• SUPPLIED INFORMATION:
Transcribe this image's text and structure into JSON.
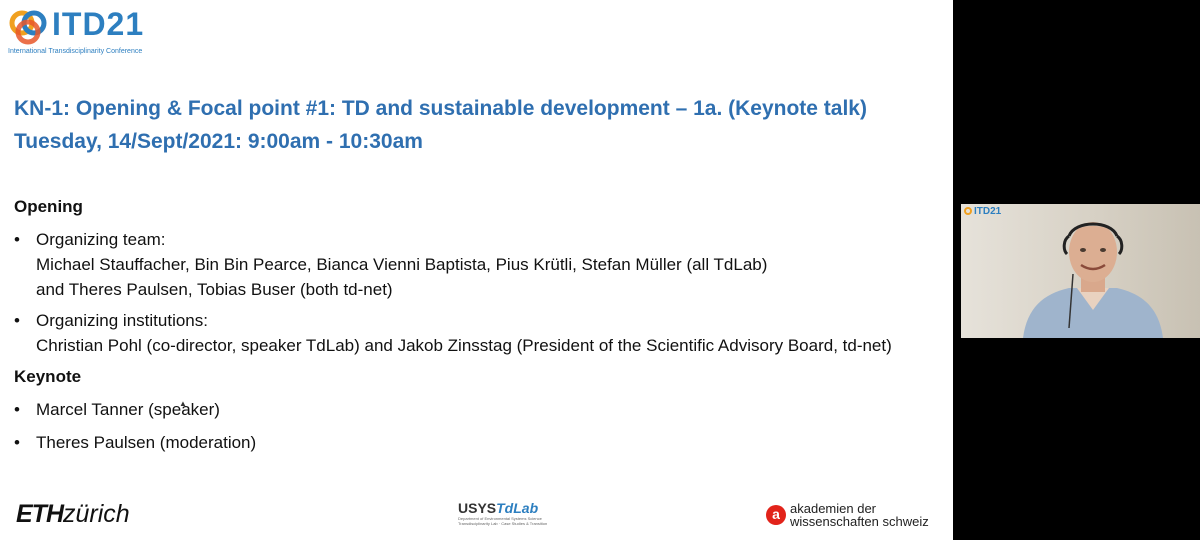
{
  "logo": {
    "brand": "ITD21",
    "subtitle": "International Transdisciplinarity Conference"
  },
  "title": "KN-1: Opening & Focal point #1: TD and sustainable development – 1a. (Keynote talk)",
  "date": "Tuesday, 14/Sept/2021: 9:00am - 10:30am",
  "opening": {
    "heading": "Opening",
    "items": [
      {
        "label": "Organizing team:",
        "lines": [
          "Michael Stauffacher, Bin Bin Pearce, Bianca Vienni Baptista, Pius Krütli, Stefan Müller (all TdLab)",
          "and Theres Paulsen, Tobias Buser (both td-net)"
        ]
      },
      {
        "label": "Organizing institutions:",
        "lines": [
          "Christian Pohl (co-director, speaker TdLab) and Jakob Zinsstag (President of the Scientific Advisory Board, td-net)"
        ]
      }
    ]
  },
  "keynote": {
    "heading": "Keynote",
    "items": [
      "Marcel Tanner (speaker)",
      "Theres Paulsen (moderation)"
    ]
  },
  "footer": {
    "eth_bold": "ETH",
    "eth_rest": "zürich",
    "usys_main": "USYS",
    "usys_accent": "TdLab",
    "usys_sub1": "Department of Environmental Systems Science",
    "usys_sub2": "Transdisciplinarity Lab · Case Studies & Transition",
    "akademien_line1": "akademien der",
    "akademien_line2": "wissenschaften schweiz"
  },
  "video": {
    "logo": "ITD21"
  },
  "colors": {
    "accent": "#2f6fb0",
    "akademien": "#e2231a"
  }
}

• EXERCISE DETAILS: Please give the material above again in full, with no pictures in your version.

• EXERCISE RESULT:
Transcribe this image's text and structure into JSON.
{
  "logo": {
    "brand": "ITD21",
    "subtitle": "International Transdisciplinarity Conference"
  },
  "title": "KN-1: Opening & Focal point #1: TD and sustainable development – 1a. (Keynote talk)",
  "date": "Tuesday, 14/Sept/2021: 9:00am - 10:30am",
  "opening": {
    "heading": "Opening",
    "items": [
      {
        "label": "Organizing team:",
        "lines": [
          "Michael Stauffacher, Bin Bin Pearce, Bianca Vienni Baptista, Pius Krütli, Stefan Müller (all TdLab)",
          "and Theres Paulsen, Tobias Buser (both td-net)"
        ]
      },
      {
        "label": "Organizing institutions:",
        "lines": [
          "Christian Pohl (co-director, speaker TdLab) and Jakob Zinsstag (President of the Scientific Advisory Board, td-net)"
        ]
      }
    ]
  },
  "keynote": {
    "heading": "Keynote",
    "items": [
      "Marcel Tanner (speaker)",
      "Theres Paulsen (moderation)"
    ]
  },
  "footer": {
    "eth_bold": "ETH",
    "eth_rest": "zürich",
    "usys_main": "USYS",
    "usys_accent": "TdLab",
    "usys_sub1": "Department of Environmental Systems Science",
    "usys_sub2": "Transdisciplinarity Lab · Case Studies & Transition",
    "akademien_line1": "akademien der",
    "akademien_line2": "wissenschaften schweiz"
  },
  "video": {
    "logo": "ITD21"
  },
  "colors": {
    "accent": "#2f6fb0",
    "akademien": "#e2231a"
  }
}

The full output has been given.